(Website and app data records)
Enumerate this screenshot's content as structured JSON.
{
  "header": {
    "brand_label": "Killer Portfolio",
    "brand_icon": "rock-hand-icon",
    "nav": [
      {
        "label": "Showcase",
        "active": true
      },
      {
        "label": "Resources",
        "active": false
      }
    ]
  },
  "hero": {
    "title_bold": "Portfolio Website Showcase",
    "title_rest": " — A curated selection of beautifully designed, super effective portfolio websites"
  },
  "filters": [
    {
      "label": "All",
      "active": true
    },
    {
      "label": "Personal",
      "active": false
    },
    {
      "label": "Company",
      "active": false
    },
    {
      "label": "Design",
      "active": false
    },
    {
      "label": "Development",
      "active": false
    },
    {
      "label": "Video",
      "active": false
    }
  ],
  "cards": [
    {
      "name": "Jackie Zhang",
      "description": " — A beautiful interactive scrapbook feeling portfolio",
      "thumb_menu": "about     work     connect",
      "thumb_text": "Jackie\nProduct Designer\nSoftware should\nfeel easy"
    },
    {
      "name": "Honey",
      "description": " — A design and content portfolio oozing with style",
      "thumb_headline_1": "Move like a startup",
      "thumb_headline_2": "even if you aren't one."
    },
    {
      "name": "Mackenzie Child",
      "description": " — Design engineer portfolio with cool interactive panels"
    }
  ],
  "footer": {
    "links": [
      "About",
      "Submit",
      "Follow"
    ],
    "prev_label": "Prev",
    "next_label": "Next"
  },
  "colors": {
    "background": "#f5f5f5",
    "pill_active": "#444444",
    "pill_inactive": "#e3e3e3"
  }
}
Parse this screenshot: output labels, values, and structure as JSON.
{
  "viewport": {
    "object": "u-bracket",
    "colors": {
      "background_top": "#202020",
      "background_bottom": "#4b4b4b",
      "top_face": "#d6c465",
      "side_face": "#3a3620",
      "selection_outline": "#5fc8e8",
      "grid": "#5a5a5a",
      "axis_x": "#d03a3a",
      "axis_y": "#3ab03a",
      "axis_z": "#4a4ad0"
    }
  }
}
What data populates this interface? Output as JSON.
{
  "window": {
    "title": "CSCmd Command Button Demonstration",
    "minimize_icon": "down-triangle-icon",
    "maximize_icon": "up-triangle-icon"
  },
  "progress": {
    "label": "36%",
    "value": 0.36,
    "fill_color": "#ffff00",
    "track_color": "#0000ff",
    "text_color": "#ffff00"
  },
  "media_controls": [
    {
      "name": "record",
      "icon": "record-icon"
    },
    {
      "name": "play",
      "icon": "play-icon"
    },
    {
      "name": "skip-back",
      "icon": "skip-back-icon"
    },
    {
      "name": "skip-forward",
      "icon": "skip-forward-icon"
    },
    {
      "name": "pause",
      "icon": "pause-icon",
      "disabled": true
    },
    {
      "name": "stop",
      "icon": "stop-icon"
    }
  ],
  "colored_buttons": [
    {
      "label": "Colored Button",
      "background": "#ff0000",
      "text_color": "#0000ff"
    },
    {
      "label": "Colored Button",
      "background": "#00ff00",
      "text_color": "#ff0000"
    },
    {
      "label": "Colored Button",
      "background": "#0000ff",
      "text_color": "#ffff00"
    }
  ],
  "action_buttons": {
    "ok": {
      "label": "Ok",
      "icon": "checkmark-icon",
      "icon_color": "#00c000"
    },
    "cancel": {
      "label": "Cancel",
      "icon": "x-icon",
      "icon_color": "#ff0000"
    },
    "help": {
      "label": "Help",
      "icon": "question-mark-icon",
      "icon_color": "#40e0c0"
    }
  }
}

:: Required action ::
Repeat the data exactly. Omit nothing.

:: Completed exercise ::
Enumerate this screenshot's content as structured JSON.
{
  "header": {
    "brand_label": "Killer Portfolio",
    "brand_icon": "rock-hand-icon",
    "nav": [
      {
        "label": "Showcase",
        "active": true
      },
      {
        "label": "Resources",
        "active": false
      }
    ]
  },
  "hero": {
    "title_bold": "Portfolio Website Showcase",
    "title_rest": " — A curated selection of beautifully designed, super effective portfolio websites"
  },
  "filters": [
    {
      "label": "All",
      "active": true
    },
    {
      "label": "Personal",
      "active": false
    },
    {
      "label": "Company",
      "active": false
    },
    {
      "label": "Design",
      "active": false
    },
    {
      "label": "Development",
      "active": false
    },
    {
      "label": "Video",
      "active": false
    }
  ],
  "cards": [
    {
      "name": "Jackie Zhang",
      "description": " — A beautiful interactive scrapbook feeling portfolio",
      "thumb_menu": "about     work     connect",
      "thumb_text": "Jackie\nProduct Designer\nSoftware should\nfeel easy"
    },
    {
      "name": "Honey",
      "description": " — A design and content portfolio oozing with style",
      "thumb_headline_1": "Move like a startup",
      "thumb_headline_2": "even if you aren't one."
    },
    {
      "name": "Mackenzie Child",
      "description": " — Design engineer portfolio with cool interactive panels"
    }
  ],
  "footer": {
    "links": [
      "About",
      "Submit",
      "Follow"
    ],
    "prev_label": "Prev",
    "next_label": "Next"
  },
  "colors": {
    "background": "#f5f5f5",
    "pill_active": "#444444",
    "pill_inactive": "#e3e3e3"
  }
}
Parse this screenshot: output labels, values, and structure as JSON.
{
  "viewport": {
    "object": "u-bracket",
    "colors": {
      "background_top": "#202020",
      "background_bottom": "#4b4b4b",
      "top_face": "#d6c465",
      "side_face": "#3a3620",
      "selection_outline": "#5fc8e8",
      "grid": "#5a5a5a",
      "axis_x": "#d03a3a",
      "axis_y": "#3ab03a",
      "axis_z": "#4a4ad0"
    }
  }
}
What data populates this interface? Output as JSON.
{
  "window": {
    "title": "CSCmd Command Button Demonstration",
    "minimize_icon": "down-triangle-icon",
    "maximize_icon": "up-triangle-icon"
  },
  "progress": {
    "label": "36%",
    "value": 0.36,
    "fill_color": "#ffff00",
    "track_color": "#0000ff",
    "text_color": "#ffff00"
  },
  "media_controls": [
    {
      "name": "record",
      "icon": "record-icon"
    },
    {
      "name": "play",
      "icon": "play-icon"
    },
    {
      "name": "skip-back",
      "icon": "skip-back-icon"
    },
    {
      "name": "skip-forward",
      "icon": "skip-forward-icon"
    },
    {
      "name": "pause",
      "icon": "pause-icon",
      "disabled": true
    },
    {
      "name": "stop",
      "icon": "stop-icon"
    }
  ],
  "colored_buttons": [
    {
      "label": "Colored Button",
      "background": "#ff0000",
      "text_color": "#0000ff"
    },
    {
      "label": "Colored Button",
      "background": "#00ff00",
      "text_color": "#ff0000"
    },
    {
      "label": "Colored Button",
      "background": "#0000ff",
      "text_color": "#ffff00"
    }
  ],
  "action_buttons": {
    "ok": {
      "label": "Ok",
      "icon": "checkmark-icon",
      "icon_color": "#00c000"
    },
    "cancel": {
      "label": "Cancel",
      "icon": "x-icon",
      "icon_color": "#ff0000"
    },
    "help": {
      "label": "Help",
      "icon": "question-mark-icon",
      "icon_color": "#40e0c0"
    }
  }
}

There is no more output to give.